## Records for processing

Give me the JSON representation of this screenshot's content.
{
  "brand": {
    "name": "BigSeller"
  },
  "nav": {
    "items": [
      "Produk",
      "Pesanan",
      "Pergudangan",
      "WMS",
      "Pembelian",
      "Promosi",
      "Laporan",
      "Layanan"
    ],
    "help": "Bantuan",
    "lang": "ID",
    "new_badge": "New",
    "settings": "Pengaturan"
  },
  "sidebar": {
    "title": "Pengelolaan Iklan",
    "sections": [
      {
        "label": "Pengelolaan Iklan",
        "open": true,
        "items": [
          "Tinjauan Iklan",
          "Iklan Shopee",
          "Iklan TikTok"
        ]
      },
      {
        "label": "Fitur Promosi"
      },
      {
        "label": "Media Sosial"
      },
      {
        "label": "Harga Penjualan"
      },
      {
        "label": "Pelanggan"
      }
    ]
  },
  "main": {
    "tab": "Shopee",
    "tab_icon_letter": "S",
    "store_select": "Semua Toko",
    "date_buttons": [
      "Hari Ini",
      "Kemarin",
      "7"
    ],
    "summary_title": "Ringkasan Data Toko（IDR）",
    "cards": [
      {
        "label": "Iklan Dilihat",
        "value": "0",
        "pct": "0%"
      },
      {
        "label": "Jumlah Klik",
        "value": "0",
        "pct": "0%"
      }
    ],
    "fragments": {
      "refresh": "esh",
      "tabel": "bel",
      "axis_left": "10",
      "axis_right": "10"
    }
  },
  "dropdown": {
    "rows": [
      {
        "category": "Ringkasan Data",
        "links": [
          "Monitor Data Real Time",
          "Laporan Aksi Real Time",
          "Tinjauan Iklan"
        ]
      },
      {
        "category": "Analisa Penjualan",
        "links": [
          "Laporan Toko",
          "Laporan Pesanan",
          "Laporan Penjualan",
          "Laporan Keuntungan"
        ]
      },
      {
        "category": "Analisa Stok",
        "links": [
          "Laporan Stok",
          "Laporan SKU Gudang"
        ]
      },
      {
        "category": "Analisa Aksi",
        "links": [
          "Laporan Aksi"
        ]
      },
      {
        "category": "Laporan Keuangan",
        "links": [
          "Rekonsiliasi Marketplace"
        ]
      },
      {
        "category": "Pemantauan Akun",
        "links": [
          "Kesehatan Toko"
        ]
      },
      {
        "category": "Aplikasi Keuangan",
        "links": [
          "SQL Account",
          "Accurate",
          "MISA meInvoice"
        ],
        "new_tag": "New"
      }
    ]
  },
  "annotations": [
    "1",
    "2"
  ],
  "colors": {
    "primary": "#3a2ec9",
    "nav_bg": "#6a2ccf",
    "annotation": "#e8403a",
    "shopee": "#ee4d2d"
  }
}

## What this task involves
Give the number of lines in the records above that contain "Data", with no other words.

## Answer to this task
3